There’s a prairie restoration campus on a distant corner of campus, in between the President’s House and the Student Life Archives. Thing is, it doesn’t actually look much like what we expect a prairie to look like. Rippling waves of grasses, like that picture on the right? No. It’s all flowers. A couple of weeks ago, it looked like this:
Pretty, but...prairie? Well, no. Not yet. Turns out that it takes tens of thousands of years to make a prairie, and wildflowers and grasses can’t achieve a harmonious equilibrium in a human timeframe without extensive human intervention. Planting flowers first, and allowing them to take hold for a few years before introducing grasses, is the way to create a prairie in years rather than millennia. But this knowledge is not self-evident — the methods of creating and restoring prairies are themselves a work in progress, and this “flowers first” approach represents current best practices.
Right now we’re all living through an enormous experiment in creating new methods and conventions for college teaching. Your instructors are trying to establish, in the space of weeks, new practices and conventions to replace ways of doing things that have evolved over decades of teaching and learning. It doesn’t look the way they want it to, either.

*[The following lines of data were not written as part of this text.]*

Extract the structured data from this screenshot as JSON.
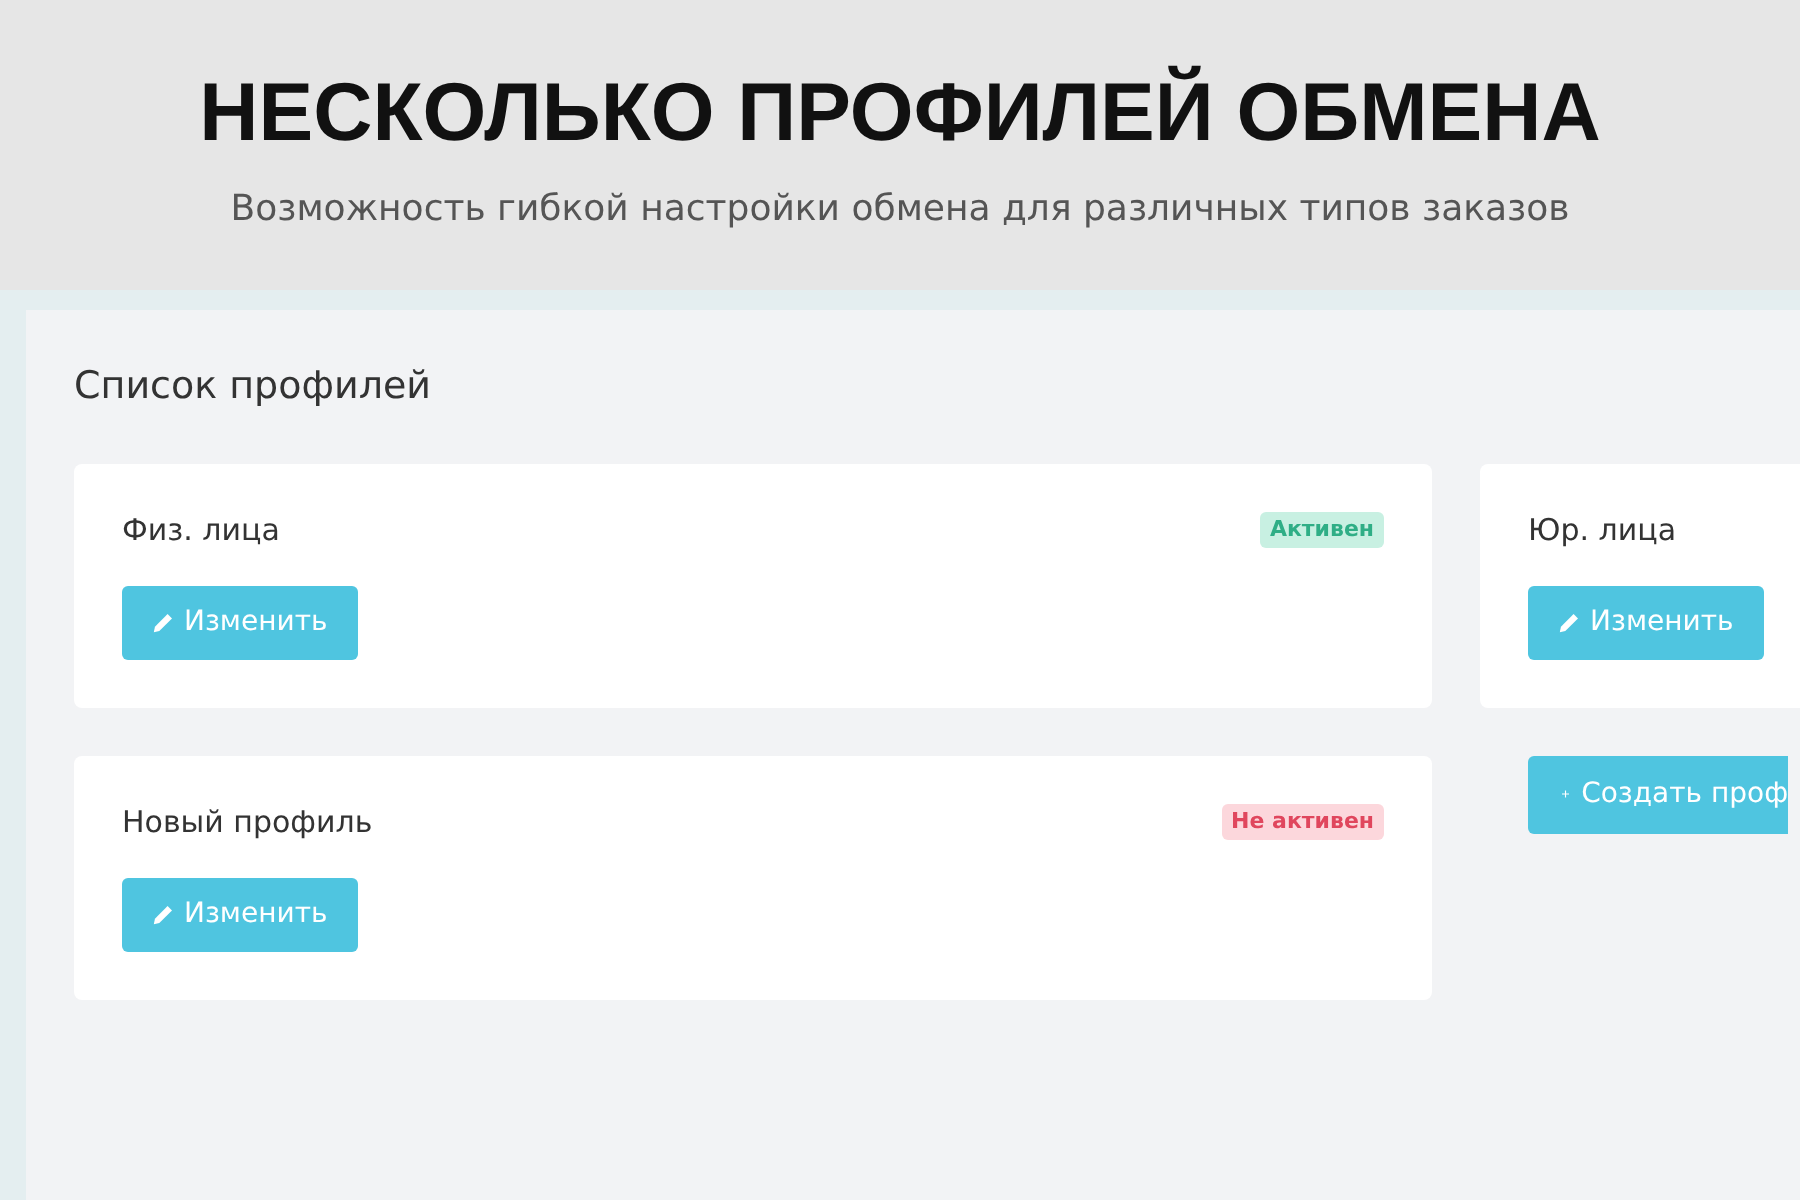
{
  "header": {
    "title": "НЕСКОЛЬКО ПРОФИЛЕЙ ОБМЕНА",
    "subtitle": "Возможность гибкой настройки обмена для различных типов заказов"
  },
  "panel": {
    "title": "Список профилей",
    "columns": [
      {
        "profiles": [
          {
            "name": "Физ. лица",
            "status": {
              "label": "Активен",
              "active": true
            },
            "edit_label": "Изменить"
          },
          {
            "name": "Новый профиль",
            "status": {
              "label": "Не активен",
              "active": false
            },
            "edit_label": "Изменить"
          }
        ]
      },
      {
        "profiles": [
          {
            "name": "Юр. лица",
            "edit_label": "Изменить"
          }
        ],
        "create_label": "Создать проф"
      }
    ]
  }
}
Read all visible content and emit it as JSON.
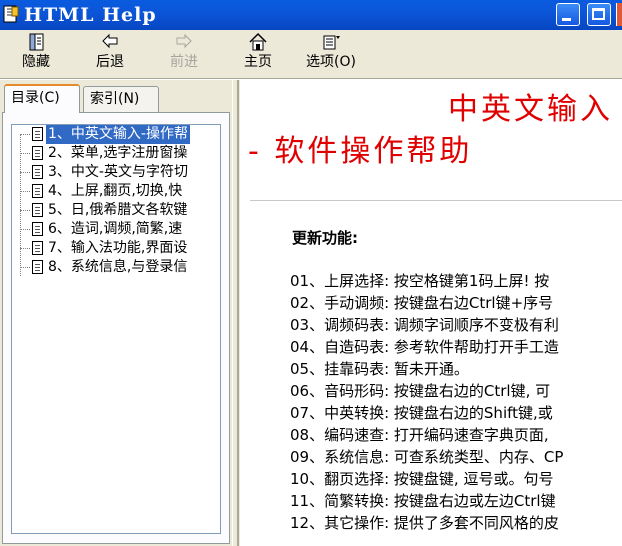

So…stop and smell the flowers? Probably not. There’s a lot of goldenrod in that picture. It may be what’s making you sneeze these days. But maybe, if you can, take the long view. We’re all struggling to make something real, and new, in this moment. It’s not all going to look like it’s supposed to, in part because no one knows what these new ways of doing college are “supposed” to look like. But you can learn something that you didn’t know at the start of the semester, push through some new ideas, write something that hasn’t been said before.
The National Association of Colleges and Employers has identified eight “career competencies” that students should develop in college in order to be successful in their post-college career. Here in the HPRC we’ve broken down three of them into some of the skills and capacities you are probably developing in your major. When you’re lost in the weeds of trying to figure out when your next Moodle assignment is due, or dealing with yet another Kaltura malfunction, step back, take a break, and think big picture. What are YOU trying to grow here?